Before the project started, Soy Phe noticed signs of domestic abuse in the community fairly frequently. “Sometimes we would hear it, loud, from our house,” he said. “You could hear the fighting and the shouting, cursing.”
As a peer educator, Soy Phe discusses gender issues with self-help group members during meetings and home visits. His message is that domestic violence will destroy a family. “You know you have a happy family when the wife and husband are working together. We have to respect each other.” Soy Phe also connects with police and local authorities regularly to make sure everyone in the community remains vigilant for the signs of domestic abuse.
The approach seems to be working.
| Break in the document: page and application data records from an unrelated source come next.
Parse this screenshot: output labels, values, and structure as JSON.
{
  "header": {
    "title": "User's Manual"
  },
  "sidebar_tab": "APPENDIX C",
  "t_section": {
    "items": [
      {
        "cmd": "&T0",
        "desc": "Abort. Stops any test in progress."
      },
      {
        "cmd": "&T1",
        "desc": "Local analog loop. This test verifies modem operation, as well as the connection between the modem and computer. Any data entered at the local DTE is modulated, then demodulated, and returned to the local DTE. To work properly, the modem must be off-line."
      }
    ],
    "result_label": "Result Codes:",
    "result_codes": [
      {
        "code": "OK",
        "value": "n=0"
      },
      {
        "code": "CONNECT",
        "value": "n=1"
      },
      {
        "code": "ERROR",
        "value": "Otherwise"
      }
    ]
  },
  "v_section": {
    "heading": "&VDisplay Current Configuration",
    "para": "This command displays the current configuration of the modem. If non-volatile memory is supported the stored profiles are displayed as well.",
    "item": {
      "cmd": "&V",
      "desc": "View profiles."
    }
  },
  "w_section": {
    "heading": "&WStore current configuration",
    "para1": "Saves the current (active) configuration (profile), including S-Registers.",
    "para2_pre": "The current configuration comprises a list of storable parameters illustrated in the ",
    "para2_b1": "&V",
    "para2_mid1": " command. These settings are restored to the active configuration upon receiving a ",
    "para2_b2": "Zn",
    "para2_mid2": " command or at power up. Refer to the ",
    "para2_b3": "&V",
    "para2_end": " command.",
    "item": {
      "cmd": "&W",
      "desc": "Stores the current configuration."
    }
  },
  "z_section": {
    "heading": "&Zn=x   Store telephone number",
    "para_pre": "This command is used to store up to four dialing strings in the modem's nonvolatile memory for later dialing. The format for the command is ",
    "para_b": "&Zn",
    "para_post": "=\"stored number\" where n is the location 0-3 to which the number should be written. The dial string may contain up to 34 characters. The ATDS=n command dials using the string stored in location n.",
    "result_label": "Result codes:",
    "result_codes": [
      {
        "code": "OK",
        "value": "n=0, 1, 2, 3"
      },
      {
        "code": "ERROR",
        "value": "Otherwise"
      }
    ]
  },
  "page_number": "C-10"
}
A few years ago, Soy Phe estimates that domestic violence was common for 20-30 percent of families in the community. Now he thinks the number is close to 1 percent. The early success is encouraging, and Soy Phe is motivated to continue the volunteer work. “I see a better future for my community,” he said.
Cloth and Gold
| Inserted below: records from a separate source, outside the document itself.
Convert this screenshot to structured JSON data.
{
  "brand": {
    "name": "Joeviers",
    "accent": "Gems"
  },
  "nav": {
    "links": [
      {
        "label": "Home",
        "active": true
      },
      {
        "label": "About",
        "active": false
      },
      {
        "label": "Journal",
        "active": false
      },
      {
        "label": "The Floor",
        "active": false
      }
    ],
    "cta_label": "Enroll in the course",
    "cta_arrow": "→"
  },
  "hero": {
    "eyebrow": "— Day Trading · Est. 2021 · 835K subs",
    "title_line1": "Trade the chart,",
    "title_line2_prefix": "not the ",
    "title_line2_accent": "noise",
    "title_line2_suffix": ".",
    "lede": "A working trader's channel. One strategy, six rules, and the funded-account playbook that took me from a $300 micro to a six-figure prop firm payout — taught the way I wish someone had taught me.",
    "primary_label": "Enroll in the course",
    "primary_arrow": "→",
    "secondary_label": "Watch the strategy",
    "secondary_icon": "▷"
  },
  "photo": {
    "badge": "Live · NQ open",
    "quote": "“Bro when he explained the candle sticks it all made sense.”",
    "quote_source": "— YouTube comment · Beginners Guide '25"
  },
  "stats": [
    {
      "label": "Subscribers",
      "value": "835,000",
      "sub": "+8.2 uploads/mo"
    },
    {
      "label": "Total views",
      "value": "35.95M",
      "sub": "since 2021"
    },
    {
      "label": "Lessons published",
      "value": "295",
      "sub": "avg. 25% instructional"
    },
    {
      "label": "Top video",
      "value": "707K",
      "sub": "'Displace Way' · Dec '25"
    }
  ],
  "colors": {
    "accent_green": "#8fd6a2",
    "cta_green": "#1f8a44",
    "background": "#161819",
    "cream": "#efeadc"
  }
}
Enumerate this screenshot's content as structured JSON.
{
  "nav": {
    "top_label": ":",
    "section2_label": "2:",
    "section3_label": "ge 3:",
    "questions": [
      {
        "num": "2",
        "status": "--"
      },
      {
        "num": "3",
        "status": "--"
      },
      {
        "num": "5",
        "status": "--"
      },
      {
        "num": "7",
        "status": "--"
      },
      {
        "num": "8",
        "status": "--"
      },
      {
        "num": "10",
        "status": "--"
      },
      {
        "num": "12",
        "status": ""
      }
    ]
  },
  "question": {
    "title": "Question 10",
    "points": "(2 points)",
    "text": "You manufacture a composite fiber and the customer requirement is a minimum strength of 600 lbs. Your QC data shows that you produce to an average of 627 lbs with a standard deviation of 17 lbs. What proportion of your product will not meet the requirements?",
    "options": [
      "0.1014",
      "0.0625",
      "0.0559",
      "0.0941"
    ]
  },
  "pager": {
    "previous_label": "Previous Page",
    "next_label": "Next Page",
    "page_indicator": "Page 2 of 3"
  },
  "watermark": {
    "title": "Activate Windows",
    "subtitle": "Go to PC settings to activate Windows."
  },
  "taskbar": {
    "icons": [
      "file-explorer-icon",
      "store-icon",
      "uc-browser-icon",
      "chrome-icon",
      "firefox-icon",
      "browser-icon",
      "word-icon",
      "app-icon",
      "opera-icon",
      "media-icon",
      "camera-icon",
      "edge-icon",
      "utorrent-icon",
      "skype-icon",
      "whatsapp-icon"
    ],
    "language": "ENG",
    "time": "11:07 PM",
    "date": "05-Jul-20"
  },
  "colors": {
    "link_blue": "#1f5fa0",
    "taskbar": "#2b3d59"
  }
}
One of the most repeated messages in Cambodia is “Men are gold; women are white cloth.” Gold can’t be tarnished by dirt. But if the cloth gets dirty, it’s ruined. It will never be as clean again, no matter how many times it’s washed. The directive is that a woman is expected to be a virgin before marriage. If she isn’t, no matter the reason, she will be thought of as worthless in the eyes of her peers for the rest of her life.
Men are not held to the same standard. The Chbab Srey tells wives that if your husband takes a mistress, let him wander where he wants, and he will return to you. If a man does choose to wander, he has a thriving sex industry at his disposal. Although the sex trade is illegal, it’s easily accessible in bars and karaoke clubs, especially in urban areas. This is due to, among other factors, a lack of law enforcement, a clientele with a large amount of political clout and a lack of respect for women.
National Public Radio documentarians estimated that 40,000 women work in the sex trade in Cambodia. Some women feel like it’s the only way to escape the cycle of poverty or the only viable economic option after sexual assault and subsequent ostracism. Other women, or girls, are tricked into the sex trade. Some Cambodian men believe that having sex with a virgin provides youthfulness and vigor, so girls in their teens are usually the target of the scam. A common tactic is for recruiters to come to poor areas of the country offering young women jobs in restaurants and hotels. Parents, too trusting or desperate to believe a better life awaits their children, agree to let their daughters go.
You know you have a happy family when the wife and husband are working together. We have to respect each other.Soy Phe
“It’s very easy to pursue, especially in communities that don’t have access to information about all these cases,” said Keang Keo, director of Heifer Cambodia. “So we try to educate the people.”
Heifer Cambodia works with parents, providing information and resources on the prevention of human trafficking. The topic is discussed during regular Heifer meetings, but staff also hold a regular community forum on trafficking prevention for the entire community. In addition to exposing common deceits, Heifer Cambodia staff connect parents to both governmental and nongovernmental organizations that help check the veracity of job offers and provide economic alternatives.
“We cannot say, no, you have to get your children back, or you’re not to send them to work anywhere,” Keang Keo said. “But we say, if you have an opportunity at home, she will be better at home.”